Today’s exam question: how do we remedy the growing skills divide?


Amid the annual excitement of A-Level and GCSE results days, young people and their parents understandably pore over the exam marks that show the qualifications they have gained. But alongside celebrating individuals progress, it’s worth stepping back to consider the bigger picture of increasing qualifications for the UK as a whole, and what this means for the labour market.

The good news is that qualification levels are up and gaps have closed across gender, region and ethnicity. However, looking at sectors of our economy and specific occupations we can see that some have experienced little to no growth in education levels, alongside declining amounts of training. So while we certainly should celebrate the educational achievements of today’s young people, we shouldn’t shy away from tough questions about our skills system – in particular why we see a growing divide between the highly skilled and the ‘low wage, low-skill’ sectors of the UK economy.

There are lots of ways of trying to measure these big changes of recent decades to our ‘human capital’, or, the skills and attributes of the labour force, from how much money is spent on education, the average number of years people spend in education, educational qualifications or, like the ONS, the expected lifetime labour income of our workforce, which is in part driven by – you guessed it – levels of education.

Whichever way you look at it, there has been substantial growth. In 1996 roughly three in ten working age people had an A-Level equivalent or higher, today six in ten do. We can see some of this change by looking at the composition of today’s working age population: about four in ten people in their mid-30s have a degree, as compared to two in ten of those in their mid-60s.

Source: RF analysis of Labour Force Survey

And while gaps remain, there has been a sharp reduction in the proportion of working age people with no or low qualifications across all ethnicities, balanced out by a rise in the proportion with mid and higher level qualifications, particularly degrees.

Source: RF analysis of Labour Force Survey

We see a similar pattern when looking at change in qualification levels by gender: between 1996 and 2016 the percentage of working age women with no qualifications fell by 19 percentage points (from 21 to 12 per cent) while the proportion with degrees rose by 21 (from 10 to 31 per cent). For men these figures were 12 and 14 percentage points, respectively.

Source: RF analysis of Labour Force Survey

This is good news for individuals, who can on average expect higher qualifications to result in higher pay. This is also good news for the productive capacity of our economy.
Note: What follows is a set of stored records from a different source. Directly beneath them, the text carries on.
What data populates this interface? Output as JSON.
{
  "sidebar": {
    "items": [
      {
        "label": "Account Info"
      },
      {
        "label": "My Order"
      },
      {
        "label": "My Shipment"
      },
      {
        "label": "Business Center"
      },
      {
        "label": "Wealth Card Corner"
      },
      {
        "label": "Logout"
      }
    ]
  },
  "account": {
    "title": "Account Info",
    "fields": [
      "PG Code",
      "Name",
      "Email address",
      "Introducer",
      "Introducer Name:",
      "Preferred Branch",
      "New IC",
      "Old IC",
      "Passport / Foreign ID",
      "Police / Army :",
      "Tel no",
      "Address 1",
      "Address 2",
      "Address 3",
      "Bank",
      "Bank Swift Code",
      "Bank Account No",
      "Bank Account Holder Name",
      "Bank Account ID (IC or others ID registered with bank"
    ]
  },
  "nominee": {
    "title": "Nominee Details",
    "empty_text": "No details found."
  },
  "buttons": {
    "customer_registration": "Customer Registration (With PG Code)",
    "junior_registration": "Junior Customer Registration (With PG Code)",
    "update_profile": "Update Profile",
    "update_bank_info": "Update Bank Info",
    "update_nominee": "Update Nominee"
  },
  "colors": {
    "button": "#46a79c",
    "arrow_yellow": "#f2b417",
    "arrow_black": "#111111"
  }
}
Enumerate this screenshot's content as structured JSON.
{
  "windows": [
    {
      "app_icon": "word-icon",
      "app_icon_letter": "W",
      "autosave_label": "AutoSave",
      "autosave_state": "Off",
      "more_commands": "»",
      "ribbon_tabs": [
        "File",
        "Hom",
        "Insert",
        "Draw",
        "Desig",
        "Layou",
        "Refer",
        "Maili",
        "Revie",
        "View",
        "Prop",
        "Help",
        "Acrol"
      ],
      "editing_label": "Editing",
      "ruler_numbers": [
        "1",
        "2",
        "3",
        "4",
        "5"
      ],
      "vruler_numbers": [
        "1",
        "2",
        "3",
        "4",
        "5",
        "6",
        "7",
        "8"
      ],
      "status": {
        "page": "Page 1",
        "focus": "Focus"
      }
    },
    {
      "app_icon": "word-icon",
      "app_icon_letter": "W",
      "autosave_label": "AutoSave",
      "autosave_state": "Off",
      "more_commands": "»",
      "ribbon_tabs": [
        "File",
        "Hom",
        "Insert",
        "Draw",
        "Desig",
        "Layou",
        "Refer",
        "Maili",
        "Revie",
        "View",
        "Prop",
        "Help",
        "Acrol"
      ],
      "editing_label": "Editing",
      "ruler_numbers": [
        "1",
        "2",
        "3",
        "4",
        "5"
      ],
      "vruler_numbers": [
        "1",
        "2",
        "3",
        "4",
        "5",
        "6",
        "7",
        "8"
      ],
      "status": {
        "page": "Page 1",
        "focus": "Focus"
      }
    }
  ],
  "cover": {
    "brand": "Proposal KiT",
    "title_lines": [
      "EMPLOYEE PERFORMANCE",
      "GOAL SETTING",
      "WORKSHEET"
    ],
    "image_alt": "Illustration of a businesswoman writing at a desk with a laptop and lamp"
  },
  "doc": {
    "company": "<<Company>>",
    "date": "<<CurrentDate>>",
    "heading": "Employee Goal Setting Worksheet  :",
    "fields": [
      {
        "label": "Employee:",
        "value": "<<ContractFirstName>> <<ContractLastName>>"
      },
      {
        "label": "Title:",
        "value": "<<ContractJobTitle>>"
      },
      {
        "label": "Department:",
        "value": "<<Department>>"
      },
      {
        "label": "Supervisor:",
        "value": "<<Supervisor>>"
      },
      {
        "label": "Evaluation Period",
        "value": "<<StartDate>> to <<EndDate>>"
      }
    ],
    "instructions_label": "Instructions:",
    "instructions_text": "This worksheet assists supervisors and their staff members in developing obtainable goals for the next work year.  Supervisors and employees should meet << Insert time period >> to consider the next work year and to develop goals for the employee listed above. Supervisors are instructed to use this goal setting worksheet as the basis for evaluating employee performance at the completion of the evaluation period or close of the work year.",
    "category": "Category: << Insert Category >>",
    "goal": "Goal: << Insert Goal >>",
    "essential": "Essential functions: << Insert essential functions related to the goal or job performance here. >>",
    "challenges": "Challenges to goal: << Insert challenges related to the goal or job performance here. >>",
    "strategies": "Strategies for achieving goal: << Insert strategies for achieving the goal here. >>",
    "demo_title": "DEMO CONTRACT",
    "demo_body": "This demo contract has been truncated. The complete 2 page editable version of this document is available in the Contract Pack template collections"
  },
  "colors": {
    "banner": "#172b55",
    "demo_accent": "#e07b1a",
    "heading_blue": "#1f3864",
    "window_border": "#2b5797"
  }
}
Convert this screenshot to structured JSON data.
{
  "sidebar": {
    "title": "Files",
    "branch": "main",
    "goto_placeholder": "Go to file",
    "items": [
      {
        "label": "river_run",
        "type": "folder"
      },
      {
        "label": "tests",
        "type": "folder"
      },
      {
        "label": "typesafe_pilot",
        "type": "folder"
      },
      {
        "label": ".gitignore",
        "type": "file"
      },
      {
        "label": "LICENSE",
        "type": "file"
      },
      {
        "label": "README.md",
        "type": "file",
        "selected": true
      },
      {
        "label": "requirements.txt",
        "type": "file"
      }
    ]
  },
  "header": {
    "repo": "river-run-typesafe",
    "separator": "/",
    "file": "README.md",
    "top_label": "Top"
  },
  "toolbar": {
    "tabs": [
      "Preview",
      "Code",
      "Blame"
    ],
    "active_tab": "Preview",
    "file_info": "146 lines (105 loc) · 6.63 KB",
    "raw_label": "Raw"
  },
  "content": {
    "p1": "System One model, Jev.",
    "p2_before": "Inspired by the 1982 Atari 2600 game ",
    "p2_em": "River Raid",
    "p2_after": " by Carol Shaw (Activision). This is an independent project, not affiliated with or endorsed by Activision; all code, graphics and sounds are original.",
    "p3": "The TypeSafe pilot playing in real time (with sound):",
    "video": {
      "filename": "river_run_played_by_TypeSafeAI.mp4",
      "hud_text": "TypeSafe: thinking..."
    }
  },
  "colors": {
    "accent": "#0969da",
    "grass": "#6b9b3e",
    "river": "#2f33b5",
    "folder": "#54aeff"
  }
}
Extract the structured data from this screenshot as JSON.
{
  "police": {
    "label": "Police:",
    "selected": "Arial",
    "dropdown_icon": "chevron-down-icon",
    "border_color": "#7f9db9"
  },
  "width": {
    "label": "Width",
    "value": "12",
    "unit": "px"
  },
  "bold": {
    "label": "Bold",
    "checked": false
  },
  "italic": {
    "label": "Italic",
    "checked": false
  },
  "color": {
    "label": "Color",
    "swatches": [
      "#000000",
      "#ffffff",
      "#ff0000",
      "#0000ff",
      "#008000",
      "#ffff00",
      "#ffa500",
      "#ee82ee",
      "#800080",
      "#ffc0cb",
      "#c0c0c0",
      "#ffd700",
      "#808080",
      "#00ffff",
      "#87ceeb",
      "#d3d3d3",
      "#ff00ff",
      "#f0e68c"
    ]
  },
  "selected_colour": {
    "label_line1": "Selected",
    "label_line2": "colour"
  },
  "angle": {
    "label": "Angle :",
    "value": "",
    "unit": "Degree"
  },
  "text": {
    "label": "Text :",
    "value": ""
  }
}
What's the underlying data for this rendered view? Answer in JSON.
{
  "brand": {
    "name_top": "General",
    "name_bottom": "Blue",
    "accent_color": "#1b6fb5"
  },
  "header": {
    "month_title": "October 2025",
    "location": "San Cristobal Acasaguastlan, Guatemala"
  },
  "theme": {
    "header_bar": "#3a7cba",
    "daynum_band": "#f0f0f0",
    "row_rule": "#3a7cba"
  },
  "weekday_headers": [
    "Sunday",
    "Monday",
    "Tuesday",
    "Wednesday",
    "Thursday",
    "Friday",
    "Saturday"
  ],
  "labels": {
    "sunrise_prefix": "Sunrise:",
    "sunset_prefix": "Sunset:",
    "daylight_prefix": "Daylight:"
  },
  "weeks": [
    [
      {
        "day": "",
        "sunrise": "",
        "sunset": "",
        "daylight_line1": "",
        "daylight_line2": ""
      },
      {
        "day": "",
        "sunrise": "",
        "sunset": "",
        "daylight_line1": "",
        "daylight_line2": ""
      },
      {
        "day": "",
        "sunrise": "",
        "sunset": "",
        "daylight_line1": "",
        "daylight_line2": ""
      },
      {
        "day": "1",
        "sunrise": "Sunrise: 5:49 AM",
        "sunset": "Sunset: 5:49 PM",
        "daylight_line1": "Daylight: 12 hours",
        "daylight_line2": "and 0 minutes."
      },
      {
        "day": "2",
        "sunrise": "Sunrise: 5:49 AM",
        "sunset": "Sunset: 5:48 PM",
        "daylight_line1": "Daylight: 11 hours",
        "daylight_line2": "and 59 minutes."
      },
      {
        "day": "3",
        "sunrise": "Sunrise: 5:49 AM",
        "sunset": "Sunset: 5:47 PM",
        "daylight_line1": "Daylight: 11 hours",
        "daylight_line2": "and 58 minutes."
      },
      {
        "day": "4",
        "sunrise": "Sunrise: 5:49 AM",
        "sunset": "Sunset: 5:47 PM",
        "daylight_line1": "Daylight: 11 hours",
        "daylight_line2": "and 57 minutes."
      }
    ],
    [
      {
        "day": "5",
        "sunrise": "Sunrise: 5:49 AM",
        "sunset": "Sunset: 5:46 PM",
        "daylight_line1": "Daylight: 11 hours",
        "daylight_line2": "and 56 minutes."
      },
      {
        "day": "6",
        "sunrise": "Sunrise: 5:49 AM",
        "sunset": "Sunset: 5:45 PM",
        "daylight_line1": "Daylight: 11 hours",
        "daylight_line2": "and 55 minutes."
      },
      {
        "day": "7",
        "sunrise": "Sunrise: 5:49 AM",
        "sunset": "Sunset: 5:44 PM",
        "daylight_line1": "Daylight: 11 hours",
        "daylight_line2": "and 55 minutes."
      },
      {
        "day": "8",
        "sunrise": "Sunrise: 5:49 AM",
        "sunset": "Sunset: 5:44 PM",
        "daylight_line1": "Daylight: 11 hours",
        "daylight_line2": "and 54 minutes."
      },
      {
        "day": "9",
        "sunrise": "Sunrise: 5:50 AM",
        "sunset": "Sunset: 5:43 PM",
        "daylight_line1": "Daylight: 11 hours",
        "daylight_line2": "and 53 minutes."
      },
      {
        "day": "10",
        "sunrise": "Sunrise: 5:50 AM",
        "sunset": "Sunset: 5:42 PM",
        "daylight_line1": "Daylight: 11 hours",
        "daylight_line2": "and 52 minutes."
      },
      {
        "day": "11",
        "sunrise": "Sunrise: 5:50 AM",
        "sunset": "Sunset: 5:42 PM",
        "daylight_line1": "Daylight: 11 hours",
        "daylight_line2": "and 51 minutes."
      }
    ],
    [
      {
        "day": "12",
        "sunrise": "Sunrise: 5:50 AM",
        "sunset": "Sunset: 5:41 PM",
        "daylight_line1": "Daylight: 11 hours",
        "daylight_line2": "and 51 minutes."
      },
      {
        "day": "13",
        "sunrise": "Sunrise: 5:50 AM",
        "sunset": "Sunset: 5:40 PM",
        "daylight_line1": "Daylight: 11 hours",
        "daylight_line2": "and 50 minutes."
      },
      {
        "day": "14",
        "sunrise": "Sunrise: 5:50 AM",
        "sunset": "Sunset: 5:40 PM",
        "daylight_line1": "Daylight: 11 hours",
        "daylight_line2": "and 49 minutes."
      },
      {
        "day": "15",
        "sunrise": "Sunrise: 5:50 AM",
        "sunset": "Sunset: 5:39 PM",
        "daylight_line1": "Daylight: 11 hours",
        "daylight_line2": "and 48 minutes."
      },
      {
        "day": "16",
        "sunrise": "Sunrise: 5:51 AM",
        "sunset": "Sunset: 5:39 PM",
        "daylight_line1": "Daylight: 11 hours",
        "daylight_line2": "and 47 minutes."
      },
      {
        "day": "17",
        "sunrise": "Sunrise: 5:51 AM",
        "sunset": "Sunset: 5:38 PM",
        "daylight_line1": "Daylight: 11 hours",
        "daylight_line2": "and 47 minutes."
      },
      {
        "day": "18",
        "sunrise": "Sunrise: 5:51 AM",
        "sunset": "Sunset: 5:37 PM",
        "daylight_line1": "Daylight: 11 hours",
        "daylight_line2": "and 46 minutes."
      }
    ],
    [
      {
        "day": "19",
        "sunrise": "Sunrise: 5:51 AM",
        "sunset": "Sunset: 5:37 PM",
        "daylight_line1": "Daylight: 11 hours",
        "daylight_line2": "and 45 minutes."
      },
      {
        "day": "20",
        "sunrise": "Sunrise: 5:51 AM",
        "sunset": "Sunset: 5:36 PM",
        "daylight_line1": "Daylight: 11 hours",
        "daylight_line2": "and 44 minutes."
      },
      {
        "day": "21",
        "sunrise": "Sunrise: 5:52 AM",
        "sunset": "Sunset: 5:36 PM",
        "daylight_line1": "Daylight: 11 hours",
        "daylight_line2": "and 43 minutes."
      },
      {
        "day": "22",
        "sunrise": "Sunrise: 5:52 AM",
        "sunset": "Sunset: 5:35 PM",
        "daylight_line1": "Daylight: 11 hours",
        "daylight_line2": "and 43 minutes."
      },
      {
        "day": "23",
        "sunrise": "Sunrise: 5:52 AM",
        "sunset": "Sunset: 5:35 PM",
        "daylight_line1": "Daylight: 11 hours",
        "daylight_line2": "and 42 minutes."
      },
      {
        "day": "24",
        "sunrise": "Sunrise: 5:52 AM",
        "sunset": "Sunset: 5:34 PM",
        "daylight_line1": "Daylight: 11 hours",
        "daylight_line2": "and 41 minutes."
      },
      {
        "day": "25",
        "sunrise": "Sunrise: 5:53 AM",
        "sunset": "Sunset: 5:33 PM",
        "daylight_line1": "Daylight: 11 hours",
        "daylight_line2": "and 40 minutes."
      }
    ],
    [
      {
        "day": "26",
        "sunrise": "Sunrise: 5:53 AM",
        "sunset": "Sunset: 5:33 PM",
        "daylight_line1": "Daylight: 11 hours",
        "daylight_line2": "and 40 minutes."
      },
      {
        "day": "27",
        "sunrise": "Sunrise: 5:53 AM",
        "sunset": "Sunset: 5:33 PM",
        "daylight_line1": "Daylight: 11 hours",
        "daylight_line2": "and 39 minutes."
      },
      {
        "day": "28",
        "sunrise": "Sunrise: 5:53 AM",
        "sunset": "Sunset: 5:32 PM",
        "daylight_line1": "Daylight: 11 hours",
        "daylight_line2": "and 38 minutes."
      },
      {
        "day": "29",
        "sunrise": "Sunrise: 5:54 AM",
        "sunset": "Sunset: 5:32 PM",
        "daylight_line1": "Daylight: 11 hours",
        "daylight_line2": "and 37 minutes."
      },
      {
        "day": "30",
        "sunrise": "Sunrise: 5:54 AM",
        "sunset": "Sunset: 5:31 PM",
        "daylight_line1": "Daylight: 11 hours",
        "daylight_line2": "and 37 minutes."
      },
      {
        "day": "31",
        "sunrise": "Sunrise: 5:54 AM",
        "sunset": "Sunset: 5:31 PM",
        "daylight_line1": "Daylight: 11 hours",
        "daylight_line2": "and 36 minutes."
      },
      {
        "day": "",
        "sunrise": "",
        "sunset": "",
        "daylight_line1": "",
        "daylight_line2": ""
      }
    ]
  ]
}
And yet, not all occupations and sectors have benefited equally – with the workforce doing lower skilled occupations tending to see lower level – if any – expansion in educational attainment.

Since 1996, average education levels (measured here by median years of formal education) have risen for professionals and associate professionals, like teachers, scientists and business people, more so than they have for people in mid and lower skilled occupations, which have had lesser (sales and caring occupations) or no (transport and machinery, secretarial) gains in median years of formal education.

Source: RF analysis of Labour Force Survey

Of course, a person’s skills and capacities can – and ultimately should – grow even after they’ve left formal education. This is particularly the case in an era of rapid technological change, where work-related training and lifelong learning are increasingly important for an individual’s own career progression just as they are to productivity. And yet it’s here that the inequalities outlined above are magnified. Today, a disproportionate amount of work-based training goes to those who already have the highest levels of education (and who, for the most part, work in highly skilled occupations). For example, degree-holders comprise roughly 35 per cent of the 18 to 64 year-old labour force but 45 per cent of the labour force who’s recently had work-based training.

Source: RF analysis of Labour Force Survey, 2014-16, 18-64 y/o. ‘Trained’ indicates per cent of workers with work-related training in the past 13 weeks.

And while the proportion of the labour force reporting that they had some job-related training or education in the last 3 months has remained roughly stable over the past decade (at about 25 per cent), the length of that training is, across all occupations, significantly down on the past decade, with lower-skilled occupations seeing the largest falls in training time.

Source: RF analysis of Labour Force Survey

In 2005-06, over two-thirds of plant and machine operatives who received job-related training went on programmes that lasted longer than a week; by 2015-16 fewer than half did. Across all occupations, there was a substantial rise in the share of trained workers whose training lasted less than a week, with lower skilled occupations tending to see the largest overall declines in training length. As we have increased the length of formal education before starting work we have been shrinking the length of crucial in work training.

This isn’t to detract from the more immediate, positive story about exam results and the growing numbers of highly-educated young people – whose success should be celebrated. It is, however, important to think a bit more deeply about the dynamics of our skills system: we need one that supplies relevant and updateable skills fit for all occupations and industries. But we also need to challenge ourselves, particularly at a time when the National Living Wage means low paid labour is becoming relatively more expensive, to see where we can do better than a ‘low-wage, low-skill’ business model by seeking productivity in part through the continual investment in and upgrading of the UK’s human capital stock. How we get there is today’s exam question.